President Trump on Jan. 5 signed into law legislation aimed at improving access to clinical trials for communities of color and decreasing health disparities.
The Henrietta Lacks Enhancing Cancer Research Act works to increase access and remove barriers to participation in federally sponsored cancer clinical trials among communities that are traditionally underrepresented. It directs the federal government to study policies that impact diverse participation in federally sponsored cancer clinical trials nationwide and recommend potential policy changes that would reduce barriers and make it easier for patients from diverse backgrounds to enroll in clinical trials.

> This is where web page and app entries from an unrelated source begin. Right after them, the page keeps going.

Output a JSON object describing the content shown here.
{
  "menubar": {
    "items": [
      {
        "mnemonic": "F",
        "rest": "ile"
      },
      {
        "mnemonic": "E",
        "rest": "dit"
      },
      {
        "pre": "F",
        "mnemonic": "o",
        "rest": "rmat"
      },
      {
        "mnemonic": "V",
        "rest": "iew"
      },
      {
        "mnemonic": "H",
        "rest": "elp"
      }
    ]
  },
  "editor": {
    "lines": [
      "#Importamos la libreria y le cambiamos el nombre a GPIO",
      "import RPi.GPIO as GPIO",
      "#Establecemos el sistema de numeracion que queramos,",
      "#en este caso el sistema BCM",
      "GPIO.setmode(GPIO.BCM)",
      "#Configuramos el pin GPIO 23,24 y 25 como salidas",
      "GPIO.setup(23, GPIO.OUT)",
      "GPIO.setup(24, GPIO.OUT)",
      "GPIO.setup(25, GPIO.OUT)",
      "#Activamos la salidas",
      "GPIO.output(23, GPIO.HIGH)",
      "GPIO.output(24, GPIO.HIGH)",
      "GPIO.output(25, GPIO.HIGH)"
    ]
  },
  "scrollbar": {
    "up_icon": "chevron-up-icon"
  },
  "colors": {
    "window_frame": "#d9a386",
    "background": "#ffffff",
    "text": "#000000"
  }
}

The legislation is named after Henrietta Lacks, a Black woman from Maryland who died from cervical cancer in 1951, and whose cells were taken without her knowledge or consent during her treatment at Johns Hopkins Hospital. They have been used to develop some of modern medicine’s most important breakthroughs, including the development of the polio vaccine and treatments for cancer, HIV/AIDS, and Parkinson’s disease.
Lacks’ grandson, Alfred Lacks Carter, shared a guest blog
on his grandmother’s legacy on ACS CAN’s Cancer CANdor blog on fightcancer.org
Advancing the legislation was one of the legislative asks during the American Cancer Society Cancer Action Network’s (ACS CAN) National Leadership Summit and Lobby Day in September and an important part of ACS CAN’s work to reduce health disparities and ensure that everyone has a fair and just opportunity to prevent, find, treat and survive cancer.
In a press statement,
ACS CAN President Lisa A. Lacasse said, “ACS CAN is honored to have had the chance to work with Congress and the Lacks Family on this bill . . . We cannot achieve our mission of a world with less cancer until we reduce the burden of this disease across all communities.”
For more information about ACS CAN’s advocacy work to reduce health disparities and create health equity, visit www.fightcancer.org/healthdisparities.